That longstanding problem is why Verizon Wireless received so much traction a few years ago with its successful "Can you hear me now?" ads for the company's wireless services.
Well, for the past several years, a small company called BluFlux RF Technologies has been working on solving the problem of weak wireless signals by designing special smartphone cases with an extra antenna that can increase a smartphone's signal strength by two bars once the phone is slid into the case. They've even built several prototypes, one for an Apple iPhone 5S and another for a Samsung Galaxy S4, and have been successfully testing them with an eye on eventually finding smartphone case vendors that would want to add the technology to their cases.
BluFlux has filed a patent application for their idea and is continuing its work to refine and build on its case designs, Ben Wilmhoff, the president and founder of the company, told eWEEK.
The case designs include a small, built-in, flip-out antenna that when extended can raise a smartphone's signal acquisition by two bars, said Wilmhoff. And by using the extra antenna, smartphones get a second benefit—their battery life is also extended on a charge because they are not using up as much of their stored power trying to locate and latch onto a solid signal, he said.
"We overcome that problem with this technology," he said. "It could make a difference in battery life of some 30 to 40 percent."
They could be on to something here—a smartphone case that cuts down on battery consumption while accentuating cellular signals make a lot of sense and could be very useful to a lot of smartphone owners.
What BluFlux's technology does, he said, is reduce the burdens on internal smartphone systems such as radio frequency amplifiers and device chipsets, thereby extending battery life and handing over signal acquisition duties to an external antenna that doesn't draw any internal power.
Those system components inside smartphones are "working pretty hard to allow us to do Skyping while we are riding a bus and downloading big files while we are on a train," said Wilmhoff. "That taxes the battery."
The company plans to target its invention to several groups of mobile users to start, including first responders and public safety workers, who are often working inside buildings or in remote locations where cellular signals can be harder to come by. That's where BluFlux hopes its ideas can make a difference.
This is a great idea and holds promise for civilian users, too, of course.
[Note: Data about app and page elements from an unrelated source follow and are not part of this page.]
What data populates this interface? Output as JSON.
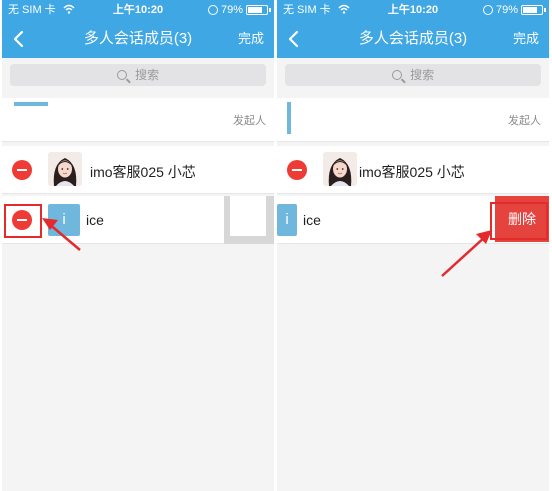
{
  "colors": {
    "nav_bar": "#3fa7e4",
    "minus": "#ee3b36",
    "delete": "#e4433e",
    "annotation": "#e42a2a",
    "letter_avatar": "#6fb7dd"
  },
  "screens": [
    {
      "status": {
        "carrier": "无 SIM 卡",
        "time": "上午10:20",
        "battery": "79%"
      },
      "nav": {
        "back_icon": "chevron-left-icon",
        "title": "多人会话成员(3)",
        "done": "完成"
      },
      "search": {
        "placeholder": "搜索",
        "icon": "search-icon"
      },
      "creator_label": "发起人",
      "members": [
        {
          "name": "imo客服025 小芯",
          "avatar": "photo"
        },
        {
          "name": "ice",
          "avatar_letter": "i"
        }
      ]
    },
    {
      "status": {
        "carrier": "无 SIM 卡",
        "time": "上午10:20",
        "battery": "79%"
      },
      "nav": {
        "back_icon": "chevron-left-icon",
        "title": "多人会话成员(3)",
        "done": "完成"
      },
      "search": {
        "placeholder": "搜索",
        "icon": "search-icon"
      },
      "creator_label": "发起人",
      "members": [
        {
          "name": "imo客服025 小芯",
          "avatar": "photo"
        },
        {
          "name": "ice",
          "avatar_letter": "i"
        }
      ],
      "delete_label": "删除"
    }
  ]
}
Let's hope they find traction and bring it to the market in the near future.